━━━━━ Available records ━━━━━
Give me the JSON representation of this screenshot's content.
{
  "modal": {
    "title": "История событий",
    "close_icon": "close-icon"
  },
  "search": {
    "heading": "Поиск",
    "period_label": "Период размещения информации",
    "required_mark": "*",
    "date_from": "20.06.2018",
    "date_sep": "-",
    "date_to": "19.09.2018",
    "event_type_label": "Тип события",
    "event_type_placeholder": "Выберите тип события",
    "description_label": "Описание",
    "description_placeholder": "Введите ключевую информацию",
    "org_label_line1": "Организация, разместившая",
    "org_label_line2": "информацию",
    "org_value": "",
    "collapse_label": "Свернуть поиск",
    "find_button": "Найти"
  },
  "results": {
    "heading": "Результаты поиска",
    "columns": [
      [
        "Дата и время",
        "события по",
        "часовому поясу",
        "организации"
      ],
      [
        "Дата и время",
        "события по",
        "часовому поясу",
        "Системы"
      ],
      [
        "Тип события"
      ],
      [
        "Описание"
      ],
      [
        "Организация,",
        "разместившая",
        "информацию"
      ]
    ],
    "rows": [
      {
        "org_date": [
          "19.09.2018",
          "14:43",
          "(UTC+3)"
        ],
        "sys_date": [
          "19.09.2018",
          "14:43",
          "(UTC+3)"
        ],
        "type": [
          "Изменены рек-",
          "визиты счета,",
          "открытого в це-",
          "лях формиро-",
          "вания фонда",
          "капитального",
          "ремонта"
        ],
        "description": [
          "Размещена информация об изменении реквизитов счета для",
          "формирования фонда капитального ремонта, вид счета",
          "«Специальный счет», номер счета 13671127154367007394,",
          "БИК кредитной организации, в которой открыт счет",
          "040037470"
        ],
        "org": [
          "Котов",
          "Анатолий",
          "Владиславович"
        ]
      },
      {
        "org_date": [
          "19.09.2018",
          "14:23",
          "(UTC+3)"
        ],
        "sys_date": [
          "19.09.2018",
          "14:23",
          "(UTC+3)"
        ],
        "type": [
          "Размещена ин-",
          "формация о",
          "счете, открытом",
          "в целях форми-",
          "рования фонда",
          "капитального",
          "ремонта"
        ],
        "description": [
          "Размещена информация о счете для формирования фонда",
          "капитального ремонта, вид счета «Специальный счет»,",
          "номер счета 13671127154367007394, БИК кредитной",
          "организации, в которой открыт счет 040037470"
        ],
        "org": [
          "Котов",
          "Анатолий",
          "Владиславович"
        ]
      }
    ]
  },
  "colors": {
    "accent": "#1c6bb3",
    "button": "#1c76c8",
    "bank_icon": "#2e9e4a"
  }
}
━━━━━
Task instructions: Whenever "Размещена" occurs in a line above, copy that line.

Your solution:
          "Размещена информация об изменении реквизитов счета для",
          "Размещена ин-",
          "Размещена информация о счете для формирования фонда",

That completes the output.